Joseph, J. (2021). A Dance Flash Mob, Canadian Multiculturalism, and the Politics of Belonging. In B. Stolar, A. C. Lindgren, & C. Sacchetti (Eds.) Dance Lessons: Performing Cultural Diversity in Canada. Waterloo, ON: Wilfred Laurier Press
Joseph, J. (in press) Diasporas in Sport: Networks, Nostalgia and the Nuances of Dwelling. In J. Maguire, K. Liston & M. Falcous (Eds). Palgrave Handbook of Globalisation and Sport.
Joseph, J. & Kriger, D. (in press) Towards a Decolonizing Kinesiology Ethics Model. Quest.

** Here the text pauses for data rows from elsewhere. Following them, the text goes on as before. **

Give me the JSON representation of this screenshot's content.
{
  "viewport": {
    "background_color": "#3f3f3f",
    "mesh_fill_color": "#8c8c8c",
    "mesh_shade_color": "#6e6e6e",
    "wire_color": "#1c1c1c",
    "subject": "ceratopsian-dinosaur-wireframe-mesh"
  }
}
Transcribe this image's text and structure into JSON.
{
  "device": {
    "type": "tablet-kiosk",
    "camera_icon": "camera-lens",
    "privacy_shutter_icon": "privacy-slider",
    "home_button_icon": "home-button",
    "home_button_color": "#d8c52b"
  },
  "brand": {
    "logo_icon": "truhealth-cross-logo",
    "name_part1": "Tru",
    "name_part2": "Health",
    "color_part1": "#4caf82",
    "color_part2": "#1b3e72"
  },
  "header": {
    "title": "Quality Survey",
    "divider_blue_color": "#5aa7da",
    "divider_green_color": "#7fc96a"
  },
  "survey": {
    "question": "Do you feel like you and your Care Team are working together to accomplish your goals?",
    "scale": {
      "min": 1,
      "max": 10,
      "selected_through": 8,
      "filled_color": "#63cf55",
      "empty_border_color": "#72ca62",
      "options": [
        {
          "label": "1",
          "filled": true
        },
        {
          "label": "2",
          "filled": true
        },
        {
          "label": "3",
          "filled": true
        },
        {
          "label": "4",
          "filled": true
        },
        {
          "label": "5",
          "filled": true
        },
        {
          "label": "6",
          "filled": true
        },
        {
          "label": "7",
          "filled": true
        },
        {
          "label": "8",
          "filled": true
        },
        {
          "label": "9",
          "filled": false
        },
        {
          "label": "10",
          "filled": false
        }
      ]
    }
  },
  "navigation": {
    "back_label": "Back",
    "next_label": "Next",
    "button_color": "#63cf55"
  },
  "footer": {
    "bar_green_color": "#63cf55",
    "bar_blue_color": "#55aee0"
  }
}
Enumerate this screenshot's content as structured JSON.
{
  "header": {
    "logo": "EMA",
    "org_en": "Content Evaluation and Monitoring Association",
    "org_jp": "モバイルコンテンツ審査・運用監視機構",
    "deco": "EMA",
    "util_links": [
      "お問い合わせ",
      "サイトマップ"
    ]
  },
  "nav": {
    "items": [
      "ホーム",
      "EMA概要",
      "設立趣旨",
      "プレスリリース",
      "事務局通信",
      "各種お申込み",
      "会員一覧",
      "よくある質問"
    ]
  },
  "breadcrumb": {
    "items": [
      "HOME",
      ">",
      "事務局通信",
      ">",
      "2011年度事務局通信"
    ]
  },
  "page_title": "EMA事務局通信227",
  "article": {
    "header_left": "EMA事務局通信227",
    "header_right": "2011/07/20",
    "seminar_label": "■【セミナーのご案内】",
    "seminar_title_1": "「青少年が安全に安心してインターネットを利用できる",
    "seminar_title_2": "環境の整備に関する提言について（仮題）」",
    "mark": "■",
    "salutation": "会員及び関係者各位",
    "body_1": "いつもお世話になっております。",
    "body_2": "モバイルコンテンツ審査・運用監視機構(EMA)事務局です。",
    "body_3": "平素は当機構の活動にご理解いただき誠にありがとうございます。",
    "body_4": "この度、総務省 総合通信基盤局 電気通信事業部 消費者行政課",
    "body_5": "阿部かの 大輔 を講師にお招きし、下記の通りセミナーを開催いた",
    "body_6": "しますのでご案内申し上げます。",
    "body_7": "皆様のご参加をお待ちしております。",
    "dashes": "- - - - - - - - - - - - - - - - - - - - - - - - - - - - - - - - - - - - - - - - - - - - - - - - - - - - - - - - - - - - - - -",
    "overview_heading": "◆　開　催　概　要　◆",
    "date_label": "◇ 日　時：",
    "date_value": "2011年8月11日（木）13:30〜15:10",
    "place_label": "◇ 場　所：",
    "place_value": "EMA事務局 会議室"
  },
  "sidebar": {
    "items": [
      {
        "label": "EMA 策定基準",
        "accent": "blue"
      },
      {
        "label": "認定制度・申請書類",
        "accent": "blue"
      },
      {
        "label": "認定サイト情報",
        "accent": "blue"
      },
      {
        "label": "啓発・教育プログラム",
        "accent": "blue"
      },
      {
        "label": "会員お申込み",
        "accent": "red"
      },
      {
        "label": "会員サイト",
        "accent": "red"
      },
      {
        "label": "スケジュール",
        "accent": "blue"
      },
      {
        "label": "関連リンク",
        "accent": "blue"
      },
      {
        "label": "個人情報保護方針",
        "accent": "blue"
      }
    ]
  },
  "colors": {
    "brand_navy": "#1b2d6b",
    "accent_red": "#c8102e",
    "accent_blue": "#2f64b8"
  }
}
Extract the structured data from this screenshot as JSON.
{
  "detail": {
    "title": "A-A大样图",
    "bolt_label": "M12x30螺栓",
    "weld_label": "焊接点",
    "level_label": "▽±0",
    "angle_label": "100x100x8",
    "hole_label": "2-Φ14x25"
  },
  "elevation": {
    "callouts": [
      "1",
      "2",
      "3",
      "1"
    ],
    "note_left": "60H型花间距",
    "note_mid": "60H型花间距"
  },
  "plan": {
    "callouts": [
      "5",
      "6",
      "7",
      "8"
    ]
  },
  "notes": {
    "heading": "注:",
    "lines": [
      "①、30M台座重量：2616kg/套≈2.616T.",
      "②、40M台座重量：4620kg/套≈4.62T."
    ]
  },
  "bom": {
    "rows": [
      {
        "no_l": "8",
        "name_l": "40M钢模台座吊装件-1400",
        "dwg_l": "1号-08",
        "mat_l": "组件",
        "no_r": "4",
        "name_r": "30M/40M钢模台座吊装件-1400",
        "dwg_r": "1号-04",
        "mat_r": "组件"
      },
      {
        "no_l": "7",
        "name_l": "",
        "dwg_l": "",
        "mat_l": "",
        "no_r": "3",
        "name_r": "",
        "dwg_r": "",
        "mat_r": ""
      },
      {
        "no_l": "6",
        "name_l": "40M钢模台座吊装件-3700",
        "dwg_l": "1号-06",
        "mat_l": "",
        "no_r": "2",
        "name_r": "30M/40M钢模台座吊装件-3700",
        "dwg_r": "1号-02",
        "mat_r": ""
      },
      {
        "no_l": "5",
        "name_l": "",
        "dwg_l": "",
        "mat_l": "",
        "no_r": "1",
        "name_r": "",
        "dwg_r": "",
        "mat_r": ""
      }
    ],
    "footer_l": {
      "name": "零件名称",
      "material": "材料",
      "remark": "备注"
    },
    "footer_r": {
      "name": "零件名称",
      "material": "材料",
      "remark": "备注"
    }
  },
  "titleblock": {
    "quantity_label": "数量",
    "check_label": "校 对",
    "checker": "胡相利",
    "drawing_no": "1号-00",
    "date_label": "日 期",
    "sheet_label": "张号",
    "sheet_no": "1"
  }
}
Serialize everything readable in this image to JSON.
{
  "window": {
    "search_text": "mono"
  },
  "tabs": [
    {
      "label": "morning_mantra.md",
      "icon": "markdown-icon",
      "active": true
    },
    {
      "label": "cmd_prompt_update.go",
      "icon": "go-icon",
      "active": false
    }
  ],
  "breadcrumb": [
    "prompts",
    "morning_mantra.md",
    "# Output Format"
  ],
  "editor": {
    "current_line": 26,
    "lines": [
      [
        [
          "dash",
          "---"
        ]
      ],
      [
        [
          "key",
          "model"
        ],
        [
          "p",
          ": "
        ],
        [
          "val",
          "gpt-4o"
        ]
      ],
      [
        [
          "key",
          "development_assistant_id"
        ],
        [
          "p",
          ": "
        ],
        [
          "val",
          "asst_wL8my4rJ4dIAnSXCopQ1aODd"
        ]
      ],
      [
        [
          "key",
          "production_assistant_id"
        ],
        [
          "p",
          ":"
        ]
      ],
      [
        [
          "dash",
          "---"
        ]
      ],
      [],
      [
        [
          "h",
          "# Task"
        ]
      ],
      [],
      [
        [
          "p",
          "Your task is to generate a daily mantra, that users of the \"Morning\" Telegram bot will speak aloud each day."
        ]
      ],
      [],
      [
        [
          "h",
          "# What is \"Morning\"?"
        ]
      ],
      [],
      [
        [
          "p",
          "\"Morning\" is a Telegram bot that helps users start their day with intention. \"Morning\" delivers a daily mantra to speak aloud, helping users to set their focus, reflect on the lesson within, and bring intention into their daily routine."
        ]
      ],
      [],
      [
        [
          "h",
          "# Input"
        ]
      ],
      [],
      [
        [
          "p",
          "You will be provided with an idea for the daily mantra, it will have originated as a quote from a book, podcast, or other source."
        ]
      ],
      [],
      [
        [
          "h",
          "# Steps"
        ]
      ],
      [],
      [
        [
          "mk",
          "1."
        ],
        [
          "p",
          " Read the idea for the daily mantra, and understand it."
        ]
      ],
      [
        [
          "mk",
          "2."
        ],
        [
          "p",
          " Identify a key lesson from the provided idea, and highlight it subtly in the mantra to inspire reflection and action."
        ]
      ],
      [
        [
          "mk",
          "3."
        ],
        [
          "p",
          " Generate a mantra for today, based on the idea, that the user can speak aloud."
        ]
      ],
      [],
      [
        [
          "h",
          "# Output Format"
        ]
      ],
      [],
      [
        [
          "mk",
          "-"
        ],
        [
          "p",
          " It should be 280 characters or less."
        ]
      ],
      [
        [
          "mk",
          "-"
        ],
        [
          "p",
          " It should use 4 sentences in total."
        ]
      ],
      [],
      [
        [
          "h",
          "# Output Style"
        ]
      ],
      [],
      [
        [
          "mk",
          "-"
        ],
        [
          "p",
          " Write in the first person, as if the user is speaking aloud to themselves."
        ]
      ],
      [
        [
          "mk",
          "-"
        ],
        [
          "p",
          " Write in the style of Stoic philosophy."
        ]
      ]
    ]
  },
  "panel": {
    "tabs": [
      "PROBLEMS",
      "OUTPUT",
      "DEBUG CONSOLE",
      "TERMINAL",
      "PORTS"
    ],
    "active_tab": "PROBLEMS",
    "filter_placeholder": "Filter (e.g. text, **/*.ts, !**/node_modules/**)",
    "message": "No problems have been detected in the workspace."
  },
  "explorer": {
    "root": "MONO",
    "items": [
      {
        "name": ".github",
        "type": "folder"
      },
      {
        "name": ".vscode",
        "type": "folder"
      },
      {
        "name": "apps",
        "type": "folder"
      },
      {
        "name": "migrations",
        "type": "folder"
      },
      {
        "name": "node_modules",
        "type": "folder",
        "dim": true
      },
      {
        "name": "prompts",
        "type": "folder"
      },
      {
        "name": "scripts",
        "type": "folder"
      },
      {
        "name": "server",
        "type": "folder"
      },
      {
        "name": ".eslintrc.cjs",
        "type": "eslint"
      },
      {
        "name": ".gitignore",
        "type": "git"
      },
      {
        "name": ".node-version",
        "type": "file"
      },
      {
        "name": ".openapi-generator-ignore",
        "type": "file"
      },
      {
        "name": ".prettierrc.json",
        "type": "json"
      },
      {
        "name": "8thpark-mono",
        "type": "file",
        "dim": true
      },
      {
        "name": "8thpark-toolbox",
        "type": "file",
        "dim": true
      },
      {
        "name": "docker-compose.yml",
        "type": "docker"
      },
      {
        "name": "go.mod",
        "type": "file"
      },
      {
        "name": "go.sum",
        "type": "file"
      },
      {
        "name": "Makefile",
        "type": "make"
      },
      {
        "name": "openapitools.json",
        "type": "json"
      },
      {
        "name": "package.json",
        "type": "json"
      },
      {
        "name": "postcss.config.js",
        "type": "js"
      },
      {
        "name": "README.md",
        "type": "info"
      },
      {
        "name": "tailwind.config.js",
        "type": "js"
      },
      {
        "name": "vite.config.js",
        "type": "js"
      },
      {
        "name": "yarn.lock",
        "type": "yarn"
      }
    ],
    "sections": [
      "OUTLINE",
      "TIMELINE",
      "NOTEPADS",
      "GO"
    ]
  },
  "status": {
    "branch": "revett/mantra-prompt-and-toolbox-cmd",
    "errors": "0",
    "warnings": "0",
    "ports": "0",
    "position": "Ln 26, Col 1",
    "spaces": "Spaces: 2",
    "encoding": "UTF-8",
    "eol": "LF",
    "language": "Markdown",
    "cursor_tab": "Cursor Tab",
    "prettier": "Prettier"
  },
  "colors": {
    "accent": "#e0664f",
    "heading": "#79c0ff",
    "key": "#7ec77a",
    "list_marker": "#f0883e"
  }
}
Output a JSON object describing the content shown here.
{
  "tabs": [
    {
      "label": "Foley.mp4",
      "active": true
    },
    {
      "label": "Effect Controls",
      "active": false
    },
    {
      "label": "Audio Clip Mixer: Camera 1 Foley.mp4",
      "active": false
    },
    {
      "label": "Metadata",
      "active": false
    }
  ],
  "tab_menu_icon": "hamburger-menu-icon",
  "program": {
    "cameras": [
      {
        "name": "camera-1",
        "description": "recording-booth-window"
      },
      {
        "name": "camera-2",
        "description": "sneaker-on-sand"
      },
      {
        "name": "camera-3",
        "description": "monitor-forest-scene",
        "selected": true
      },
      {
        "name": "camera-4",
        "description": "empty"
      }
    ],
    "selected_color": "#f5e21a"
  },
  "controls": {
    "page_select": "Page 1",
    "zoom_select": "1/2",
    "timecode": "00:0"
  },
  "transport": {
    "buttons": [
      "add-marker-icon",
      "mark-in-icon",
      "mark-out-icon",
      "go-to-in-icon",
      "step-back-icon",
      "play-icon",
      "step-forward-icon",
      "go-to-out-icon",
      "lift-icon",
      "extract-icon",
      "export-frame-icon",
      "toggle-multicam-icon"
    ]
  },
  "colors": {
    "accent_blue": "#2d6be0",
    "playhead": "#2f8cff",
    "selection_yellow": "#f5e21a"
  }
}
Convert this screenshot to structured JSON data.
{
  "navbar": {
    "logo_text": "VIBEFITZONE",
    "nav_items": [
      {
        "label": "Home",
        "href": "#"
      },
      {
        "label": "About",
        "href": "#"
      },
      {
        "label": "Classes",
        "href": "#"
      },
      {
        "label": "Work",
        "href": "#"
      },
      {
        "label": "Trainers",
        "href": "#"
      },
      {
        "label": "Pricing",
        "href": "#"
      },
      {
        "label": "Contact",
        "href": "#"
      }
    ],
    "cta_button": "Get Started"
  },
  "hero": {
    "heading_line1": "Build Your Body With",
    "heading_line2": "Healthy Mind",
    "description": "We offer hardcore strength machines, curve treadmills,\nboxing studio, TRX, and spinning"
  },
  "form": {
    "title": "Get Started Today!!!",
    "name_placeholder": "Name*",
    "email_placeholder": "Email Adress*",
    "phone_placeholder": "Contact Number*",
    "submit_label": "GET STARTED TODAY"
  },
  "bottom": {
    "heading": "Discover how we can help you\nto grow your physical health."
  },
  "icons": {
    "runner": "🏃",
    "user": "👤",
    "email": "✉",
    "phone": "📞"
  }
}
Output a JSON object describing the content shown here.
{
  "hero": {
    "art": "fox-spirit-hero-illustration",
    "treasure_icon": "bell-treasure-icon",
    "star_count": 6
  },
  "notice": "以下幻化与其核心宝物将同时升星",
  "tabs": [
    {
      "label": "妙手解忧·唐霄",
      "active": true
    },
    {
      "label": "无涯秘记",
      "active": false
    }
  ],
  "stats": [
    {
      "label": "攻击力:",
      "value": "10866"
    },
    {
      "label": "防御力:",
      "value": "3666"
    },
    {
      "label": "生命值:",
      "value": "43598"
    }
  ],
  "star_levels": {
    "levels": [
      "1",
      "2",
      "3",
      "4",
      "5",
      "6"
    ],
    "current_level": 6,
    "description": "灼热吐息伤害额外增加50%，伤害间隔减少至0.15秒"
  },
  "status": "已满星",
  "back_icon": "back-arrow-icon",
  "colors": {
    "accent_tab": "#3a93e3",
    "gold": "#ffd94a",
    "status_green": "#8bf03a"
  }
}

Razack, S. & Joseph, J. (2020) Misogynoir in Women’s Sport Media: Race, Nation and Diaspora in the Representation of Naomi Osaka. Media, Culture and Society.
Joseph, J. (2017). Sport and the Black Atlantic: Cricket, Canada and the Caribbean diaspora. Manchester, UK: Manchester University Press.
Joseph, J. & Falcous, M. (2017). Negotiating the ‘Kiwi Bloke’: Accessing mosaic masculinities through Afro-Brazilian sport in New Zealand Aotearoa. Qualitative Research in Sport, Exercise and Health. DOI: 10.1080/2159676X.2017.1380694
Joseph, J. & Crichlow, W. (Eds.) (2015). Alternative offender rehabilitation and social justice: Arts and physical engagement in criminal justice and community settings. London: Palgrave Macmillan.
Joseph, J. (2014). Culture, community, consciousness: The Caribbean diaspora. International Review for the Sociology of Sport, 49(6), 669-687.
Joseph, J. (2014). A narrative exploration of gender performances and gender relations in the Caribbean diaspora. Identities: Global Studies in Culture and Power, 22(2), 168-182.